News & Views article
Oak’s approach to EYFS
15 July 20
We have been on a journey with Oak’s approach to EYFS. It is an area that is particularly difficult to translate into an online format and we have not always got it right. We have taken on board lots of the feedback we have seen online around it needing more encouragement of extended, independent learning around the lesson content. In addition, we know that our initial labelling conflated EYFS with Key Stage One, and that this was an issue going beyond just semantics. We believe it’s important to ensure that our learning for Reception stays true to the breadth of learning of the EYFS framework and so we wanted to set out some of our key thinking below.
Organisation of our Reception curriculum
We know that the division of learning into subjects can sit contrary to the EYFS framework, in which one task can engage the child in developing in multiple areas. We organise the Reception learning by the specific areas of Literacy, Maths and Understanding the World, ensuring that Physical, Social and Emotional and Communication and Language are developed across all these areas and are embedded in all our lessons. Expressive Arts and Design will regularly be part of the learning across these three specific Areas of Learning. In addition to this, there will be discrete Music lessons taught by a specialist. We are also planning specific focuses on Social and Emotional Development. Whilst acknowledging that this prime area is always important and will continue to be embedded throughout our teaching, we are aware that it is even more necessary during this current climate so we wanted to create some focused lessons around this as well.

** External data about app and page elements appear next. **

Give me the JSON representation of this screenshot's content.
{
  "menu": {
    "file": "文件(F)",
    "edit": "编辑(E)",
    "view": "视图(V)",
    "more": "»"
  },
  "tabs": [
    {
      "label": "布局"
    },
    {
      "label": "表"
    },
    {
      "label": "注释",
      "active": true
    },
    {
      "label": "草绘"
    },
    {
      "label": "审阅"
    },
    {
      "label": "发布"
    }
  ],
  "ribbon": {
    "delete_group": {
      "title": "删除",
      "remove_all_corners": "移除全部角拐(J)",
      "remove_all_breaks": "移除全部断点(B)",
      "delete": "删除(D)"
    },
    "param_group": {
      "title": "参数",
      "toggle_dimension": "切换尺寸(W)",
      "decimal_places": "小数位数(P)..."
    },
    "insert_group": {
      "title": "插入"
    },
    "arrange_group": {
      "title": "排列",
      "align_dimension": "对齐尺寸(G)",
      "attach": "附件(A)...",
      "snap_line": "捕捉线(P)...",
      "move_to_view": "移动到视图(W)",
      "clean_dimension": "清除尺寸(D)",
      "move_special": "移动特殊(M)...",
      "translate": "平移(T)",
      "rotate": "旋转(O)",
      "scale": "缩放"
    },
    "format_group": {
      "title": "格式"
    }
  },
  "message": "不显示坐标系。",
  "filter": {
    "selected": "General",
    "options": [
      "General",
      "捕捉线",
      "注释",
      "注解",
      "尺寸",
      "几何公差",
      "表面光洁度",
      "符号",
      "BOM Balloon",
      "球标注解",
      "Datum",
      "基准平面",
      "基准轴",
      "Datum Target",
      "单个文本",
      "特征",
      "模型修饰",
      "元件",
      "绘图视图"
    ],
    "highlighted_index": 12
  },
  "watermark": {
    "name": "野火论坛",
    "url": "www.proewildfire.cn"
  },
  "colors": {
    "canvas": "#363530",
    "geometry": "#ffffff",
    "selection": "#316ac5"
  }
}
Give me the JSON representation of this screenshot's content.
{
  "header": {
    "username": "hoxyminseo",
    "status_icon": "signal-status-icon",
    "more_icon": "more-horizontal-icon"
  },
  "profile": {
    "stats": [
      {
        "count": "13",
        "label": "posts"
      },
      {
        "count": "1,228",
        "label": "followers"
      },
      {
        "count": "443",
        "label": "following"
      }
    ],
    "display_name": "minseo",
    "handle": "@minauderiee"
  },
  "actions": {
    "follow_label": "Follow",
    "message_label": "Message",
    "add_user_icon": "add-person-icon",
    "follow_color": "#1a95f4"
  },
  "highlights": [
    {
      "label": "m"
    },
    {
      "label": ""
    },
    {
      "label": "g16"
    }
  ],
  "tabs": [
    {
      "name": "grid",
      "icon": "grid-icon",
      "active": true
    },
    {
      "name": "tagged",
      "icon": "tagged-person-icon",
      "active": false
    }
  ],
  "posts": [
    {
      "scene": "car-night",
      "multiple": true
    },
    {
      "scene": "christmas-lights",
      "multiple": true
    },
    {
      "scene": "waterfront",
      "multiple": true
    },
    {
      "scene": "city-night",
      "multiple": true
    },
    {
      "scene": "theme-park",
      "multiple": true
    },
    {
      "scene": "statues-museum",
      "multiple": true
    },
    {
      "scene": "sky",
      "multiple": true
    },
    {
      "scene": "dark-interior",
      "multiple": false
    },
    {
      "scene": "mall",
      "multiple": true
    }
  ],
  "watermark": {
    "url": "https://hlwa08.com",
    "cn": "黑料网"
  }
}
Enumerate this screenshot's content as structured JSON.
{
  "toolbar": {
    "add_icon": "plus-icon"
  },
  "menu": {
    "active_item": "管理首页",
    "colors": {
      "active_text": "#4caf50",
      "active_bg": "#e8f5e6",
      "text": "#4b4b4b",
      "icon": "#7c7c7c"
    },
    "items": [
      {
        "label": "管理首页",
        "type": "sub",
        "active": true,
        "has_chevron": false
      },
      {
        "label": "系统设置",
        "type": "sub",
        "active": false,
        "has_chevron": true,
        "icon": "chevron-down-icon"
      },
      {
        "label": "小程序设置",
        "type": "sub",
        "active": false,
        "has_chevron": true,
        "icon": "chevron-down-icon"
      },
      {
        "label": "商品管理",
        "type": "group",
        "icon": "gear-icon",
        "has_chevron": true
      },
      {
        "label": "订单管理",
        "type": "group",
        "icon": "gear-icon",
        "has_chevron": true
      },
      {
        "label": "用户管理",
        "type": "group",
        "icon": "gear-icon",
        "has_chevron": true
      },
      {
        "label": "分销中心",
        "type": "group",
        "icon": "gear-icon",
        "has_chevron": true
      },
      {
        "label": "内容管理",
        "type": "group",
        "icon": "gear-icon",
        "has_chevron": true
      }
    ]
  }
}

Approach within lessons
Within each lesson, there is a short period of teaching that explicitly introduces key concepts and important vocabulary. There is then a modelled follow-up activity. This activity is intended as a suggestion for follow up learning rather than a dictated task. This latter activity can therefore be used as small group work, or as an option for children to engage with as part of their continuous provision. It is designed with minimal resources in mind so that it could be easily carried out in the home environment.
Limitations of the approach from an EYFS perspective
We know that the development and embedding of learning is, ideally, facilitated through purposeful provision and play. As this is difficult to demonstrate on an online platform, our aim is to teach key knowledge and skills and then to facilitate further activities which build upon this. We know that learning in the EYFS is driven by a combination of adult-led teaching and the facilitation of embedding learning as part of continuous provision. In this way, we endeavour to present videos that provide options for further independent learning and high quality play.
We're developing our lessons now, but if you have advice and ideas to help us keep improving, please do let us know at [email protected]. We may not be able to reply to every email, but we'll read them all.
Tilly Browne is one of Oak’s primary curriculum leads.